____ DATA FOR PROCESSING

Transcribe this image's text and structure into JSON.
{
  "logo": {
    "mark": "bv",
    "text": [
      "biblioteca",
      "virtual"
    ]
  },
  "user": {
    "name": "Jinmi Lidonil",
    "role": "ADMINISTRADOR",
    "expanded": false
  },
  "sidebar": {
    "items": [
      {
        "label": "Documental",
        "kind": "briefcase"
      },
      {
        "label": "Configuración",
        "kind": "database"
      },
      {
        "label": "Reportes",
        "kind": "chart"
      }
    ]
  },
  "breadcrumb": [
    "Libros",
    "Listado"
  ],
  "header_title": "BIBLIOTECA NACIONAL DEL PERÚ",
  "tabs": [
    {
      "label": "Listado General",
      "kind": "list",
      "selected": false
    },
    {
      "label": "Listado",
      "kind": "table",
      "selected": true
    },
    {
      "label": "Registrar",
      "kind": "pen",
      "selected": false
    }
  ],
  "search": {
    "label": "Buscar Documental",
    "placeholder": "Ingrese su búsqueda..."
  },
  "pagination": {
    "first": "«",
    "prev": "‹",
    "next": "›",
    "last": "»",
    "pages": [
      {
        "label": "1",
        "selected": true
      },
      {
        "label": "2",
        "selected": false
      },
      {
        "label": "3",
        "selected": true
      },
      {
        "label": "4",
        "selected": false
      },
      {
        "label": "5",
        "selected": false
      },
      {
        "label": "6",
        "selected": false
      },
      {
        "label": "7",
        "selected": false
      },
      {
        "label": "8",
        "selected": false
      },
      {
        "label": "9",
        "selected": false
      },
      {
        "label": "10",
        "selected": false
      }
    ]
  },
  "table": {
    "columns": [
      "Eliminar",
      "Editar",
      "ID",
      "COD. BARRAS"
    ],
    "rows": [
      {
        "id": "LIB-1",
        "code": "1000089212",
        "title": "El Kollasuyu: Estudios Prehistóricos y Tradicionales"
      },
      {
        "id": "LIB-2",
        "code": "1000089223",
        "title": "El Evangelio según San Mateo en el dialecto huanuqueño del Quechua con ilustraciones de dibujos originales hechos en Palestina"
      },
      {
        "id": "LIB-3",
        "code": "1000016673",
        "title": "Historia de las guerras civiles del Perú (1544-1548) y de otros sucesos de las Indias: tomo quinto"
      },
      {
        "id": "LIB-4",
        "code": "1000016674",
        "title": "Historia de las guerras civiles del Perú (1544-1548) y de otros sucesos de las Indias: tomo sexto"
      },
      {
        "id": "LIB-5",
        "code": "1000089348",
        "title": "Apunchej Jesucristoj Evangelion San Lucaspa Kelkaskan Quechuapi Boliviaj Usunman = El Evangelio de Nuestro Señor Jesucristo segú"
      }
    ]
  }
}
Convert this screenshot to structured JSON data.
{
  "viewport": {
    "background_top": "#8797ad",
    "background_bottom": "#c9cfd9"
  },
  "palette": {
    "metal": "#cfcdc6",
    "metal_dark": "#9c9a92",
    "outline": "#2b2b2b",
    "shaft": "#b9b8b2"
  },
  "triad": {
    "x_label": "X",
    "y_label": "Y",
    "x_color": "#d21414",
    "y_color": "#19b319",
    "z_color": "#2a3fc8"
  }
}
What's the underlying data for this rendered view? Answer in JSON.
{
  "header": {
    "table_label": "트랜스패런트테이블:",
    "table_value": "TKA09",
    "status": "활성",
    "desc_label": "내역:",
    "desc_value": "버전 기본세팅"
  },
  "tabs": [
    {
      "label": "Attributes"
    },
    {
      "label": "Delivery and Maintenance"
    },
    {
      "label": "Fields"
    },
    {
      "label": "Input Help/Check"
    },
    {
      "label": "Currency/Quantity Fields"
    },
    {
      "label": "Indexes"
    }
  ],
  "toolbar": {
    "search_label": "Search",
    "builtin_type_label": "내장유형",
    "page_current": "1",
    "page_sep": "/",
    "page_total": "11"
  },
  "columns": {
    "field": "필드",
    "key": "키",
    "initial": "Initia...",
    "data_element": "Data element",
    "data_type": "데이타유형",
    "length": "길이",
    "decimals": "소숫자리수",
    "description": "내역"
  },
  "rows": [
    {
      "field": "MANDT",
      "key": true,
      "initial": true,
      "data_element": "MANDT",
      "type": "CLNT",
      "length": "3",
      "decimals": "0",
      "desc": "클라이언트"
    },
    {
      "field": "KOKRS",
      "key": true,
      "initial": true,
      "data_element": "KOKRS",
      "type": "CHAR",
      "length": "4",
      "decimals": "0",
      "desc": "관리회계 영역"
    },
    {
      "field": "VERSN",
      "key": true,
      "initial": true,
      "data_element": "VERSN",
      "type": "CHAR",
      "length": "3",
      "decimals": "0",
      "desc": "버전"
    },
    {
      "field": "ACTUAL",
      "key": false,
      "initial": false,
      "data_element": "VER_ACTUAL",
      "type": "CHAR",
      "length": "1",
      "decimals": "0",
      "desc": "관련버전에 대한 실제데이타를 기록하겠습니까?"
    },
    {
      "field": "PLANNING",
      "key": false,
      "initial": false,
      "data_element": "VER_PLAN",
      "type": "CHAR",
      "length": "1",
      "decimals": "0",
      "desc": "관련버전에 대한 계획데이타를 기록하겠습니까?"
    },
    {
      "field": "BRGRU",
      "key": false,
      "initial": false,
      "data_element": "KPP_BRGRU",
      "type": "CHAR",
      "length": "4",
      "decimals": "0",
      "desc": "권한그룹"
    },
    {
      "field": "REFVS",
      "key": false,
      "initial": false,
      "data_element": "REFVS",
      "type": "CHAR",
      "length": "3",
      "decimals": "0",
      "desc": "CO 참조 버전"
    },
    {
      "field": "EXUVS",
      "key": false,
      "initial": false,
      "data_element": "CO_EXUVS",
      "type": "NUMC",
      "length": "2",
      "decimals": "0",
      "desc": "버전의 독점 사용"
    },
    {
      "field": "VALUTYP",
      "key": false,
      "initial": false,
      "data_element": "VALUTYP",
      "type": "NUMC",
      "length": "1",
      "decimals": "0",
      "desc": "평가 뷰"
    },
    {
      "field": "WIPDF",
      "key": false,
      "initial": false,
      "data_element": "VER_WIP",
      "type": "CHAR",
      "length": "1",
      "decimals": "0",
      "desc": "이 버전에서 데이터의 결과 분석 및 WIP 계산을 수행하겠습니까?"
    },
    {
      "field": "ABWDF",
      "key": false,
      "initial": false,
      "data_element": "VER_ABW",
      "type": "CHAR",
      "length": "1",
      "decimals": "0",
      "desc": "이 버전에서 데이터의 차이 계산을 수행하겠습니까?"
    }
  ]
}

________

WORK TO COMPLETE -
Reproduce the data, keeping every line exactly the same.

RESULT OF THE TASK -
Transcribe this image's text and structure into JSON.
{
  "logo": {
    "mark": "bv",
    "text": [
      "biblioteca",
      "virtual"
    ]
  },
  "user": {
    "name": "Jinmi Lidonil",
    "role": "ADMINISTRADOR",
    "expanded": false
  },
  "sidebar": {
    "items": [
      {
        "label": "Documental",
        "kind": "briefcase"
      },
      {
        "label": "Configuración",
        "kind": "database"
      },
      {
        "label": "Reportes",
        "kind": "chart"
      }
    ]
  },
  "breadcrumb": [
    "Libros",
    "Listado"
  ],
  "header_title": "BIBLIOTECA NACIONAL DEL PERÚ",
  "tabs": [
    {
      "label": "Listado General",
      "kind": "list",
      "selected": false
    },
    {
      "label": "Listado",
      "kind": "table",
      "selected": true
    },
    {
      "label": "Registrar",
      "kind": "pen",
      "selected": false
    }
  ],
  "search": {
    "label": "Buscar Documental",
    "placeholder": "Ingrese su búsqueda..."
  },
  "pagination": {
    "first": "«",
    "prev": "‹",
    "next": "›",
    "last": "»",
    "pages": [
      {
        "label": "1",
        "selected": true
      },
      {
        "label": "2",
        "selected": false
      },
      {
        "label": "3",
        "selected": true
      },
      {
        "label": "4",
        "selected": false
      },
      {
        "label": "5",
        "selected": false
      },
      {
        "label": "6",
        "selected": false
      },
      {
        "label": "7",
        "selected": false
      },
      {
        "label": "8",
        "selected": false
      },
      {
        "label": "9",
        "selected": false
      },
      {
        "label": "10",
        "selected": false
      }
    ]
  },
  "table": {
    "columns": [
      "Eliminar",
      "Editar",
      "ID",
      "COD. BARRAS"
    ],
    "rows": [
      {
        "id": "LIB-1",
        "code": "1000089212",
        "title": "El Kollasuyu: Estudios Prehistóricos y Tradicionales"
      },
      {
        "id": "LIB-2",
        "code": "1000089223",
        "title": "El Evangelio según San Mateo en el dialecto huanuqueño del Quechua con ilustraciones de dibujos originales hechos en Palestina"
      },
      {
        "id": "LIB-3",
        "code": "1000016673",
        "title": "Historia de las guerras civiles del Perú (1544-1548) y de otros sucesos de las Indias: tomo quinto"
      },
      {
        "id": "LIB-4",
        "code": "1000016674",
        "title": "Historia de las guerras civiles del Perú (1544-1548) y de otros sucesos de las Indias: tomo sexto"
      },
      {
        "id": "LIB-5",
        "code": "1000089348",
        "title": "Apunchej Jesucristoj Evangelion San Lucaspa Kelkaskan Quechuapi Boliviaj Usunman = El Evangelio de Nuestro Señor Jesucristo segú"
      }
    ]
  }
}
Convert this screenshot to structured JSON data.
{
  "viewport": {
    "background_top": "#8797ad",
    "background_bottom": "#c9cfd9"
  },
  "palette": {
    "metal": "#cfcdc6",
    "metal_dark": "#9c9a92",
    "outline": "#2b2b2b",
    "shaft": "#b9b8b2"
  },
  "triad": {
    "x_label": "X",
    "y_label": "Y",
    "x_color": "#d21414",
    "y_color": "#19b319",
    "z_color": "#2a3fc8"
  }
}
What's the underlying data for this rendered view? Answer in JSON.
{
  "header": {
    "table_label": "트랜스패런트테이블:",
    "table_value": "TKA09",
    "status": "활성",
    "desc_label": "내역:",
    "desc_value": "버전 기본세팅"
  },
  "tabs": [
    {
      "label": "Attributes"
    },
    {
      "label": "Delivery and Maintenance"
    },
    {
      "label": "Fields"
    },
    {
      "label": "Input Help/Check"
    },
    {
      "label": "Currency/Quantity Fields"
    },
    {
      "label": "Indexes"
    }
  ],
  "toolbar": {
    "search_label": "Search",
    "builtin_type_label": "내장유형",
    "page_current": "1",
    "page_sep": "/",
    "page_total": "11"
  },
  "columns": {
    "field": "필드",
    "key": "키",
    "initial": "Initia...",
    "data_element": "Data element",
    "data_type": "데이타유형",
    "length": "길이",
    "decimals": "소숫자리수",
    "description": "내역"
  },
  "rows": [
    {
      "field": "MANDT",
      "key": true,
      "initial": true,
      "data_element": "MANDT",
      "type": "CLNT",
      "length": "3",
      "decimals": "0",
      "desc": "클라이언트"
    },
    {
      "field": "KOKRS",
      "key": true,
      "initial": true,
      "data_element": "KOKRS",
      "type": "CHAR",
      "length": "4",
      "decimals": "0",
      "desc": "관리회계 영역"
    },
    {
      "field": "VERSN",
      "key": true,
      "initial": true,
      "data_element": "VERSN",
      "type": "CHAR",
      "length": "3",
      "decimals": "0",
      "desc": "버전"
    },
    {
      "field": "ACTUAL",
      "key": false,
      "initial": false,
      "data_element": "VER_ACTUAL",
      "type": "CHAR",
      "length": "1",
      "decimals": "0",
      "desc": "관련버전에 대한 실제데이타를 기록하겠습니까?"
    },
    {
      "field": "PLANNING",
      "key": false,
      "initial": false,
      "data_element": "VER_PLAN",
      "type": "CHAR",
      "length": "1",
      "decimals": "0",
      "desc": "관련버전에 대한 계획데이타를 기록하겠습니까?"
    },
    {
      "field": "BRGRU",
      "key": false,
      "initial": false,
      "data_element": "KPP_BRGRU",
      "type": "CHAR",
      "length": "4",
      "decimals": "0",
      "desc": "권한그룹"
    },
    {
      "field": "REFVS",
      "key": false,
      "initial": false,
      "data_element": "REFVS",
      "type": "CHAR",
      "length": "3",
      "decimals": "0",
      "desc": "CO 참조 버전"
    },
    {
      "field": "EXUVS",
      "key": false,
      "initial": false,
      "data_element": "CO_EXUVS",
      "type": "NUMC",
      "length": "2",
      "decimals": "0",
      "desc": "버전의 독점 사용"
    },
    {
      "field": "VALUTYP",
      "key": false,
      "initial": false,
      "data_element": "VALUTYP",
      "type": "NUMC",
      "length": "1",
      "decimals": "0",
      "desc": "평가 뷰"
    },
    {
      "field": "WIPDF",
      "key": false,
      "initial": false,
      "data_element": "VER_WIP",
      "type": "CHAR",
      "length": "1",
      "decimals": "0",
      "desc": "이 버전에서 데이터의 결과 분석 및 WIP 계산을 수행하겠습니까?"
    },
    {
      "field": "ABWDF",
      "key": false,
      "initial": false,
      "data_element": "VER_ABW",
      "type": "CHAR",
      "length": "1",
      "decimals": "0",
      "desc": "이 버전에서 데이터의 차이 계산을 수행하겠습니까?"
    }
  ]
}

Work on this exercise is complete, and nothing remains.